We also talked a lot about Leelo's pottying. He is pooping in the pot quite a lot, and this is great progress. Even with a day like today:
Backwards day. Poop accident in middle of night. Poop accident shortly after waking up. Poop in pool at 6:00 PM. Pee accident at 6:15, ten minutes after being taken to the toilet. Poo accident at 6:30 PM. Pooped in potty for Seymour at 8 PM. All accidents were avoidable in hindsight, except mid-night one, which I think happened because he didn't have his second BM yesterday: Shouldn't stay in pool in afternoon for more than 15 minutes, seems to swallow a lot of pool water so going about 20 minutes after exiting pool is good; letting him watch TV while I make dinner is a bad idea at this time even if he's just gone to the toilet ten minutes beforehand.Supervisor M said she has some families who are lucky to get one pellet in two weeks. And I'm feeling rather positive about Leelo's toileting in general, because even with this setback day, his progress and clothing casualties aren't really all that different from those during the purgatory potty training of one resistant little girl named Isobel Rosenberg.

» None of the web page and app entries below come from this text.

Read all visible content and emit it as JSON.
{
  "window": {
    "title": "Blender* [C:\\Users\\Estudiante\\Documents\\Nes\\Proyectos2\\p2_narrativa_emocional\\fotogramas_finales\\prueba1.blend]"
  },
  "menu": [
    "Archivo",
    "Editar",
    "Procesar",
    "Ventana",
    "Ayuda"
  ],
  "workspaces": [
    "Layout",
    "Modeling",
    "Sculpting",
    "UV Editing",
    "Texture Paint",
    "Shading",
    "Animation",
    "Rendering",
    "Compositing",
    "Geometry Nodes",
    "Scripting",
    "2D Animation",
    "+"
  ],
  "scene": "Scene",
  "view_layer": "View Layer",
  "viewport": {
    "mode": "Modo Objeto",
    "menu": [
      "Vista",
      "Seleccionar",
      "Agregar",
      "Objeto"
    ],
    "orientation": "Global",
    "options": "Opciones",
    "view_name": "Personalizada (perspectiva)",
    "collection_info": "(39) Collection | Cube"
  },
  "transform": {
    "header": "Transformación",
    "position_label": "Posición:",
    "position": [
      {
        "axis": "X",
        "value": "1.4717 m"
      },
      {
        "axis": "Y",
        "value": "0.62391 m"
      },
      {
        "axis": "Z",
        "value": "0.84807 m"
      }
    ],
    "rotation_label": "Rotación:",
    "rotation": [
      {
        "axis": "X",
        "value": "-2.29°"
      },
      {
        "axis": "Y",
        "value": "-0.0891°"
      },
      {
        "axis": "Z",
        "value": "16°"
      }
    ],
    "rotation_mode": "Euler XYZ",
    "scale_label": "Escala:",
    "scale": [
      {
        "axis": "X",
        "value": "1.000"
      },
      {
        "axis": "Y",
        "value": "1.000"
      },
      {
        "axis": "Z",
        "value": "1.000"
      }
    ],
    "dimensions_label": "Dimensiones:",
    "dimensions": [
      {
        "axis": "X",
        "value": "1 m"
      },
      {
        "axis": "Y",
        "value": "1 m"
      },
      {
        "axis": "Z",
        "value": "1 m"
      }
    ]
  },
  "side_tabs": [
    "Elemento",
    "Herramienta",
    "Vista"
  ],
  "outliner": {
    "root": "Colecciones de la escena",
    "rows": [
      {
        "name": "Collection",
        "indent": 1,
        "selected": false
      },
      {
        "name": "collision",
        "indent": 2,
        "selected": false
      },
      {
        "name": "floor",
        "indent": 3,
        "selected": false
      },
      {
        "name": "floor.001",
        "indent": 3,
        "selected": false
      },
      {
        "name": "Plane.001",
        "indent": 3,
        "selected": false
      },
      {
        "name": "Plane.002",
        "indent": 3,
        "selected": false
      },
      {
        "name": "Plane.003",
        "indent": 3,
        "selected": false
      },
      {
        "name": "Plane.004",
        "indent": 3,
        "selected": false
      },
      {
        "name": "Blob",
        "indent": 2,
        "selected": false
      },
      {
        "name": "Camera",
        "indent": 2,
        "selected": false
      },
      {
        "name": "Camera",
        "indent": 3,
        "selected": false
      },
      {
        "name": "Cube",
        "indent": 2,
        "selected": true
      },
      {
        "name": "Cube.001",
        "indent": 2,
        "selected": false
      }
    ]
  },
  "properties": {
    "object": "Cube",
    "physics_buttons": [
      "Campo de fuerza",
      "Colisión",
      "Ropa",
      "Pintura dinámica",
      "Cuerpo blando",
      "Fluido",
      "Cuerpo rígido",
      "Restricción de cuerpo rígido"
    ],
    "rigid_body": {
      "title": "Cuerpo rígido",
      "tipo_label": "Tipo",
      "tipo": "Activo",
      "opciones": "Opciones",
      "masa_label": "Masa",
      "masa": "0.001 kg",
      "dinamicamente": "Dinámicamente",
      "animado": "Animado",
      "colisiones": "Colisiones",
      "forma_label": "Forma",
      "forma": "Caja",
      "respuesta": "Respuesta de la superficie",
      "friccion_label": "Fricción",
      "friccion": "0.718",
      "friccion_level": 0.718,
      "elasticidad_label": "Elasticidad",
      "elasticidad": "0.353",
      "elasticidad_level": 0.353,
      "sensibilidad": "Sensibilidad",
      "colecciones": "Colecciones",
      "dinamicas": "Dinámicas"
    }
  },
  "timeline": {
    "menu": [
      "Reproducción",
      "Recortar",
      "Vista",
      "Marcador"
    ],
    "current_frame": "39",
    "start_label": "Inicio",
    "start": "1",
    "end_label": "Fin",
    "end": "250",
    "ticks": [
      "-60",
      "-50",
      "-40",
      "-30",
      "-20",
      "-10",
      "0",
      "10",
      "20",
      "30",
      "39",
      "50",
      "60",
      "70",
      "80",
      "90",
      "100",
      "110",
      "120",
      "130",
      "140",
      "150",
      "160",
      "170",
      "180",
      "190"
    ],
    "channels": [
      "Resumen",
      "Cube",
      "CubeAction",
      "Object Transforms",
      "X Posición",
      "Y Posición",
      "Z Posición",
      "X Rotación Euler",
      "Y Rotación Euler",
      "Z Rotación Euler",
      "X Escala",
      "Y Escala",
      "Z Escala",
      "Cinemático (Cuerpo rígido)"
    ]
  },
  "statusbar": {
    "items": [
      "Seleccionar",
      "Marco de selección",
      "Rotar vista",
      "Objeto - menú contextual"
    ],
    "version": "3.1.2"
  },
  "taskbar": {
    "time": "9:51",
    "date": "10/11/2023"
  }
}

Speaking of whom, yesterday Iz was aghast when I asked her if she intentionally disobeys direct requests so that we will give her negative attention because she's not getting enough of the positive kind. "YES," she said, after she'd recovered her composure, "you give Leelo and Mali ALL the attention!" She then outlined what would be her perfect Mommy-and-Iz day, which would take place in SF: Fries in Hayes Valley, desserts at Citizen Cake, walk to City Hall, go to the Exploratorium, drive across the GG bridge, and maybe go to the Zoo. I think it's doable. Will have to chat with Seymour about making this happen. Also I think she should give up piano. She's not really that into it and her life is nuts and pressure-filled enough. Aikido and Spanish are more than sufficient; probably too much, really, on top of her very intense school.

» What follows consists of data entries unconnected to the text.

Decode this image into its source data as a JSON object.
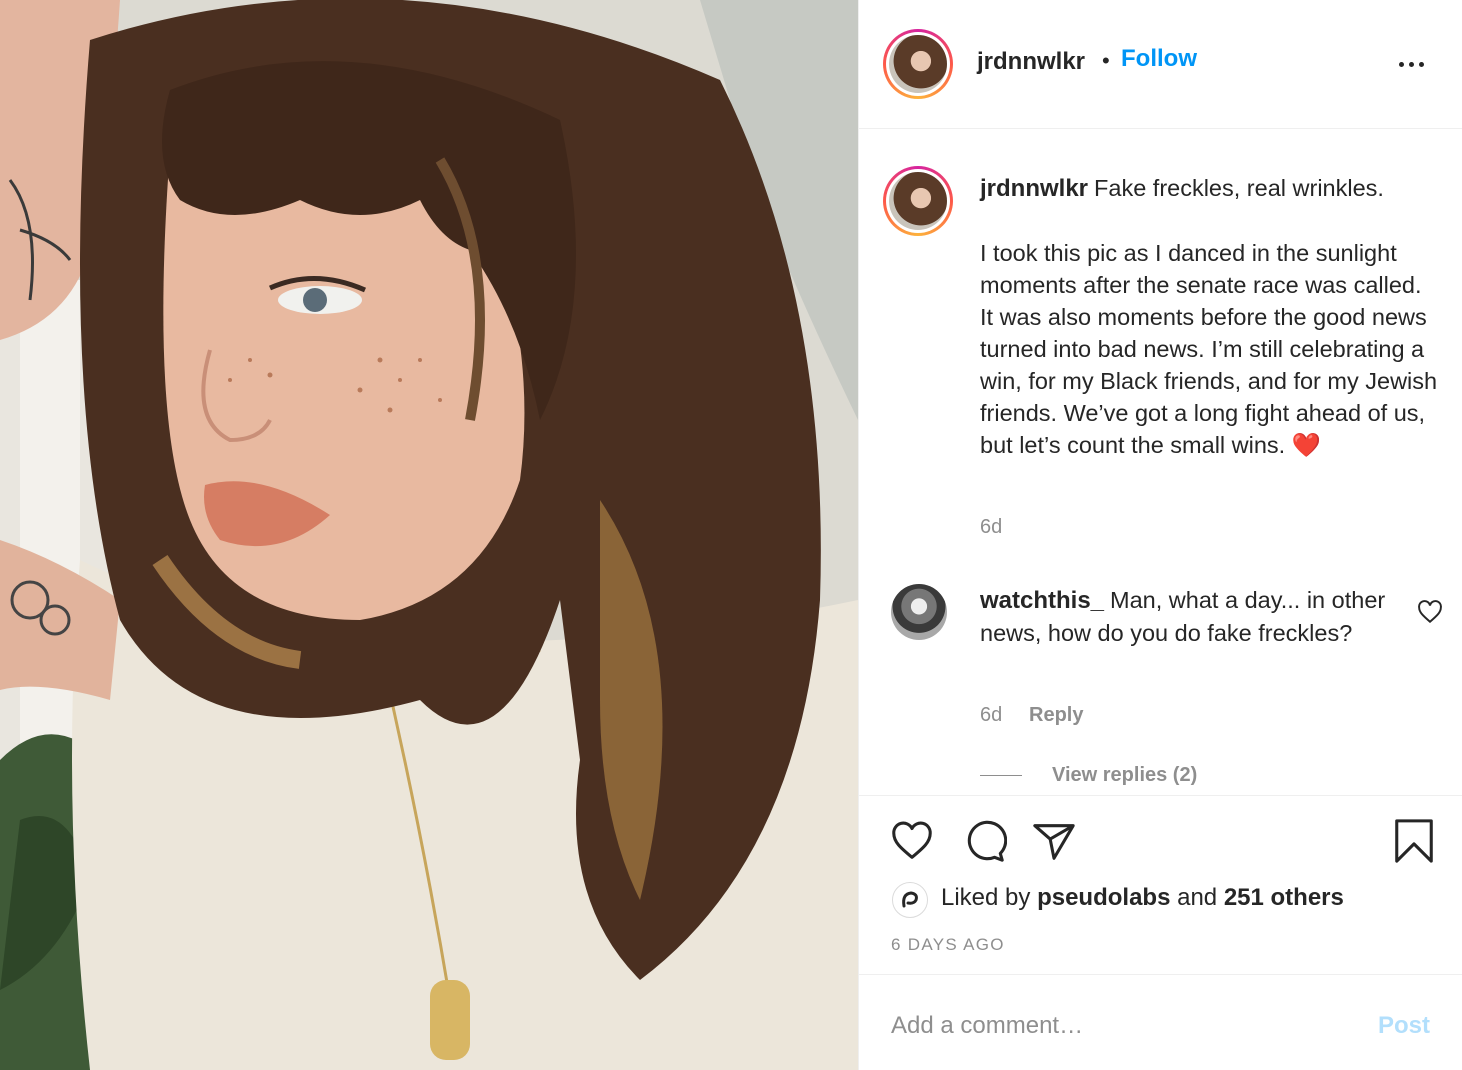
{
  "post": {
    "photo_icon": "portrait-photo",
    "username": "jrdnnwlkr",
    "separator": "•",
    "follow_label": "Follow",
    "more_icon": "more-horizontal-icon"
  },
  "caption": {
    "username": "jrdnnwlkr",
    "line1": "Fake freckles, real wrinkles.",
    "body": "I took this pic as I danced in the sunlight moments after the senate race was called. It was also moments before the good news turned into bad news. I’m still celebrating a win, for my Black friends, and for my Jewish friends. We’ve got a long fight ahead of us, but let’s count the small wins.",
    "emoji": "❤️",
    "time": "6d"
  },
  "comment": {
    "username": "watchthis_",
    "text": "Man, what a day... in other news, how do you do fake freckles?",
    "time": "6d",
    "reply_label": "Reply",
    "view_replies": "View replies (2)"
  },
  "actions": {
    "like_icon": "heart-icon",
    "comment_icon": "comment-bubble-icon",
    "share_icon": "paper-plane-icon",
    "save_icon": "bookmark-icon"
  },
  "likes": {
    "prefix": "Liked by",
    "user": "pseudolabs",
    "middle": "and",
    "others": "251 others"
  },
  "date": "6 DAYS AGO",
  "add_comment": {
    "placeholder": "Add a comment…",
    "post_label": "Post"
  },
  "colors": {
    "link_blue": "#0095f6",
    "post_disabled": "#b2dffc",
    "text": "#262626",
    "muted": "#8e8e8e"
  }
}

The kids' fall schedules. Gack. Haven't even figured out what we're going to do for Leo's home program, how I'm possibly going to get all the kids to their three separate schools in three far-flung locations AT THE SAME TIME, how we are going to manage afternoons, what we are going to do in the afternoons when it gets too cold to swim.
As I said, this is my fret space. If you actually called me up and asked me how I was doing, I would say, "Fine." I think (hope) I even did a pretty good job of being a sympathetic listener to my SIL Bree who called up this afternoon (in the middle of Leelo's shitfest) freaking and rightfully so, about the fact that her older girl, Leanne, just got diagnosed with a mild form of epilep5y. Which almost always hits siblings, and Leanne's has a four-year-old sister. And is carried in families--perhaps it's time for another Leelo MRI or EEG?. I remember how terrifying Iz's febrile seizures were--one time she was altered, and terrified, for hours--and cannot imagine that articles like this are making Bree feel any better. I didn't tell her about a single thing that was going on at our house. Not the time.
Think good thoughts for us, and my niece. And Seymour, who will be thirty-eight tomorrow.